--- Dataset Enclosed Below ---

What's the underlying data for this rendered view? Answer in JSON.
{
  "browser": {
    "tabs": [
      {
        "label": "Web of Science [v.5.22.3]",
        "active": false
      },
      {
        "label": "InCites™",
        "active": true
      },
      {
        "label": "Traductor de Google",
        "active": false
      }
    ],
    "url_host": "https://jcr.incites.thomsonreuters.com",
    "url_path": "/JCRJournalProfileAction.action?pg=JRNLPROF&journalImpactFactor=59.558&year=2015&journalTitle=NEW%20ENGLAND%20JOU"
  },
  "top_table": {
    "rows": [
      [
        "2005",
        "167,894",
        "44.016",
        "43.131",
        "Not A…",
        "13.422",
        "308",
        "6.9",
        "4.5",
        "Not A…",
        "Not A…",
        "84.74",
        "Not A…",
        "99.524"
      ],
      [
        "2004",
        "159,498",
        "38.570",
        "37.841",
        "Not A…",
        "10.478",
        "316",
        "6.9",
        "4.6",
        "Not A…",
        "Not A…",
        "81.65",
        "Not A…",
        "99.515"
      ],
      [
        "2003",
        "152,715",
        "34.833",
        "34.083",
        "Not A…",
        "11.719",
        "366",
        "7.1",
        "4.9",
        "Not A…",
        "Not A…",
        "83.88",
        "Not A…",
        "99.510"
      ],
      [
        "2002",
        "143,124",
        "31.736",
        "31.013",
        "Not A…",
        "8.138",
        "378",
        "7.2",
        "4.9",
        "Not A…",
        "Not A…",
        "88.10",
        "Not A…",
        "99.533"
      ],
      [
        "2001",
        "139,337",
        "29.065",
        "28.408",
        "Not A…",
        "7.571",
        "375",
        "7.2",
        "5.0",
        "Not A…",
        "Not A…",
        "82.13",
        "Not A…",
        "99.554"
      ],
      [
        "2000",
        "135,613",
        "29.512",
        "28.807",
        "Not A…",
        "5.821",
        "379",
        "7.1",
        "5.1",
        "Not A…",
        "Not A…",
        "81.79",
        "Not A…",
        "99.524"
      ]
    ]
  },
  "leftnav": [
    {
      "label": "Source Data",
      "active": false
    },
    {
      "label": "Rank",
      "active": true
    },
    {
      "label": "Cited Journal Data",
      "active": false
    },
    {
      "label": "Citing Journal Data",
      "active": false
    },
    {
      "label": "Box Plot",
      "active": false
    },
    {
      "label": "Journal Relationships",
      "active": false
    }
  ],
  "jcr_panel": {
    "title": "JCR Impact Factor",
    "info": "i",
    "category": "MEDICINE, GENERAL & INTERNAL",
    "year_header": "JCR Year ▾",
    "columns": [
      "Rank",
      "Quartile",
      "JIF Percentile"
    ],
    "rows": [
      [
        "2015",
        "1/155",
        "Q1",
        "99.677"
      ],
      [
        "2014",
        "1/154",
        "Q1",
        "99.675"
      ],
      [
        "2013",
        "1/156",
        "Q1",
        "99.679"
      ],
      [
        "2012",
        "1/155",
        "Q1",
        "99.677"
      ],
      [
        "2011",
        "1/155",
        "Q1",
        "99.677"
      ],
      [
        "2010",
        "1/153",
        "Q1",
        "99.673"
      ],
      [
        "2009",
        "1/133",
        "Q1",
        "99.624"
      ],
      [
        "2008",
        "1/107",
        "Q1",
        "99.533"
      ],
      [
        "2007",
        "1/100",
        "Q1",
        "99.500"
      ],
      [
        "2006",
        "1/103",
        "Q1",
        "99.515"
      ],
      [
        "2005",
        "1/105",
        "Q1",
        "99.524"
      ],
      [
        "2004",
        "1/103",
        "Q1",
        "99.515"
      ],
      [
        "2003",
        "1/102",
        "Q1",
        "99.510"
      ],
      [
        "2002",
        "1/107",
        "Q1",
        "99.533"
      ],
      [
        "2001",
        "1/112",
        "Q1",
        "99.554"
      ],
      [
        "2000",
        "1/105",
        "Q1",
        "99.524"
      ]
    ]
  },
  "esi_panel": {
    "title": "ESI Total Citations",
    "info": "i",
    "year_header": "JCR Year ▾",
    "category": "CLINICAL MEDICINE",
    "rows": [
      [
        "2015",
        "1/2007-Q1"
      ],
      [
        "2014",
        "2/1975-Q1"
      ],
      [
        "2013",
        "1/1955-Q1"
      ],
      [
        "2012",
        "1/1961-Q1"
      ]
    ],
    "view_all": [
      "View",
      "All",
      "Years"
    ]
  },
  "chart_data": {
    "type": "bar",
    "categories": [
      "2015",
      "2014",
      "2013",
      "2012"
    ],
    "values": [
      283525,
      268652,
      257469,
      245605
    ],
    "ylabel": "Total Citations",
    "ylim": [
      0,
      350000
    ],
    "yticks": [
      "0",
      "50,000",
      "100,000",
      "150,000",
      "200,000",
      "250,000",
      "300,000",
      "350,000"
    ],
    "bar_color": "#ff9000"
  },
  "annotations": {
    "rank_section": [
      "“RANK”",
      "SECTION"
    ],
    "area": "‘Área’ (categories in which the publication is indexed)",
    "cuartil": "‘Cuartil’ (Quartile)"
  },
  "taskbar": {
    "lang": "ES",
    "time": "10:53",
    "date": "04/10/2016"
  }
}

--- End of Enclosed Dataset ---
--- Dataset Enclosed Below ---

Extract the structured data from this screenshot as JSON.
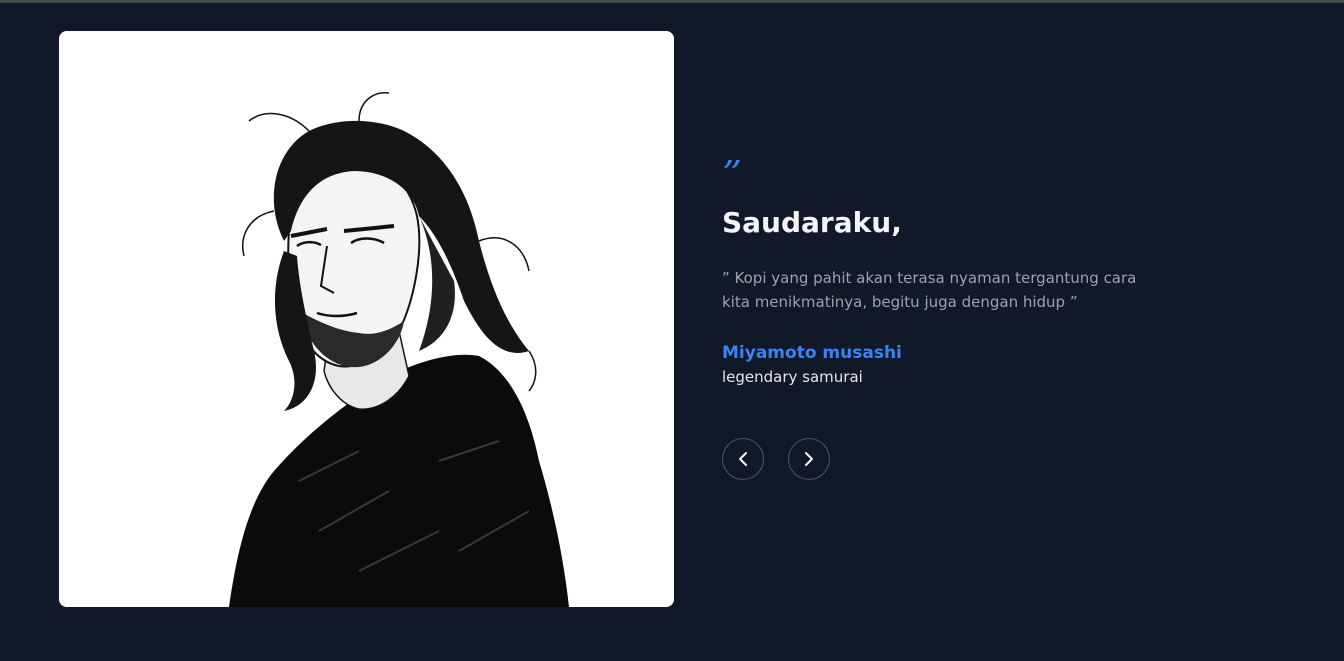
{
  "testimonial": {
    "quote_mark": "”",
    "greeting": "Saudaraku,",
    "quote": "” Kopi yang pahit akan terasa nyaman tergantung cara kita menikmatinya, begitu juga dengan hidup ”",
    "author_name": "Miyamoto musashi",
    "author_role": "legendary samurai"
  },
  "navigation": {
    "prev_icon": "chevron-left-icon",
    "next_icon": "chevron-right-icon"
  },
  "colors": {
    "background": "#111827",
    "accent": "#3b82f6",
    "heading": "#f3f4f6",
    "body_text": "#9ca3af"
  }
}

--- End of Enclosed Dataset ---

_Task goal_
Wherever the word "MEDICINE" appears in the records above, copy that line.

_Written solution_
    "category": "MEDICINE, GENERAL & INTERNAL",
    "category": "CLINICAL MEDICINE",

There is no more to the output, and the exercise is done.